:: Instructions for the task ::
Your answer should consist of every line from the records that holds the string "votes".

(Stored entries)

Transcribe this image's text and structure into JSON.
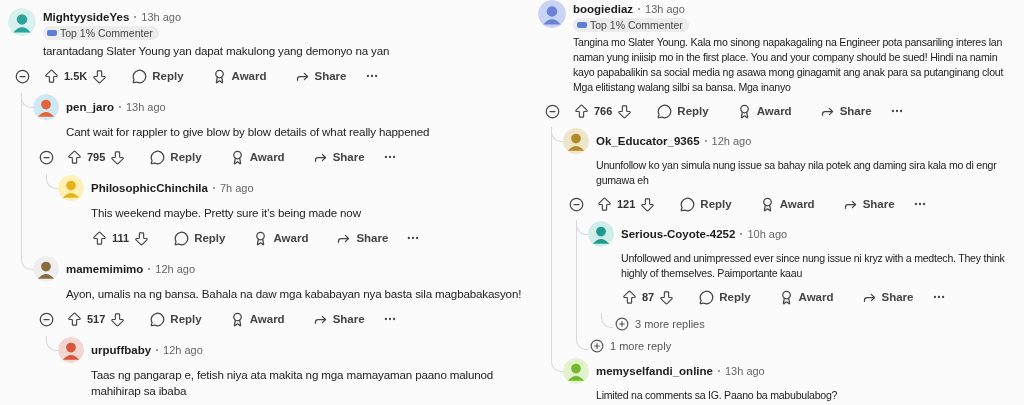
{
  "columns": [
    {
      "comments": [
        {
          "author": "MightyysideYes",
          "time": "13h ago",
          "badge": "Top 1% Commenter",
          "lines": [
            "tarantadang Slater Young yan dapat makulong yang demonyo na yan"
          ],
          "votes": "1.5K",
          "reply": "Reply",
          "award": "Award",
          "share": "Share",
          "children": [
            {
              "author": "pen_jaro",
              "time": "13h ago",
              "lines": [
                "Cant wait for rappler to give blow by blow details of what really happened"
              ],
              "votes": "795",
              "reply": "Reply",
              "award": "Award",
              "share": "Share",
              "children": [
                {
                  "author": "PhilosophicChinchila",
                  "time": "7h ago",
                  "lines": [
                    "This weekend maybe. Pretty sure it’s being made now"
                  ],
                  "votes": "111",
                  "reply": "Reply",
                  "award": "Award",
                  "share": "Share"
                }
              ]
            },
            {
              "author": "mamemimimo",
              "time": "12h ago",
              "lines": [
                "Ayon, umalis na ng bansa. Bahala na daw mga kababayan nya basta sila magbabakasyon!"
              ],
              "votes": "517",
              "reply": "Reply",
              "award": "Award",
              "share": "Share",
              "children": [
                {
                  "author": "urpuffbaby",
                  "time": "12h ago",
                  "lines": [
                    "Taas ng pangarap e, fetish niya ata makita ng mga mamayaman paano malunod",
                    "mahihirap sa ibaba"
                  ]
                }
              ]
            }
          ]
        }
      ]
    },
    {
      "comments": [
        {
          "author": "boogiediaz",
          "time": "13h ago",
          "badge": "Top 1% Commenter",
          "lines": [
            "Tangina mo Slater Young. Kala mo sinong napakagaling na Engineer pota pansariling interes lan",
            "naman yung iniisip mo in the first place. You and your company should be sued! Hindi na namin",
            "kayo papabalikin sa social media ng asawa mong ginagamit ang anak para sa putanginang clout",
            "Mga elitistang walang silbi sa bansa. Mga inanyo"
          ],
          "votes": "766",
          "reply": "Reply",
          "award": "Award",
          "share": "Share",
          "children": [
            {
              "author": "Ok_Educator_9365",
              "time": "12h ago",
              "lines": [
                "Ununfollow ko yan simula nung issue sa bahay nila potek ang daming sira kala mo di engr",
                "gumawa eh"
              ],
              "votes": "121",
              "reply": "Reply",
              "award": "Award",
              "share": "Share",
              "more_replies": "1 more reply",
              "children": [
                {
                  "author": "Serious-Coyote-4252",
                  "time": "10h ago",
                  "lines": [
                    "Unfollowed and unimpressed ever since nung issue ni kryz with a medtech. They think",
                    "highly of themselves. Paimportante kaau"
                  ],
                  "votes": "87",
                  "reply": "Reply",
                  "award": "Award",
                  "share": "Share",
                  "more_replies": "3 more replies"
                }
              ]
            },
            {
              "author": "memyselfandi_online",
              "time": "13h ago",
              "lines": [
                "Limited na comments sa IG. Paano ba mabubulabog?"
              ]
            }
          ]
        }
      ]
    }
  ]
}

:: Solution for this exercise ::
          "votes": "1.5K",
              "votes": "795",
                  "votes": "111",
              "votes": "517",
          "votes": "766",
              "votes": "121",
                  "votes": "87",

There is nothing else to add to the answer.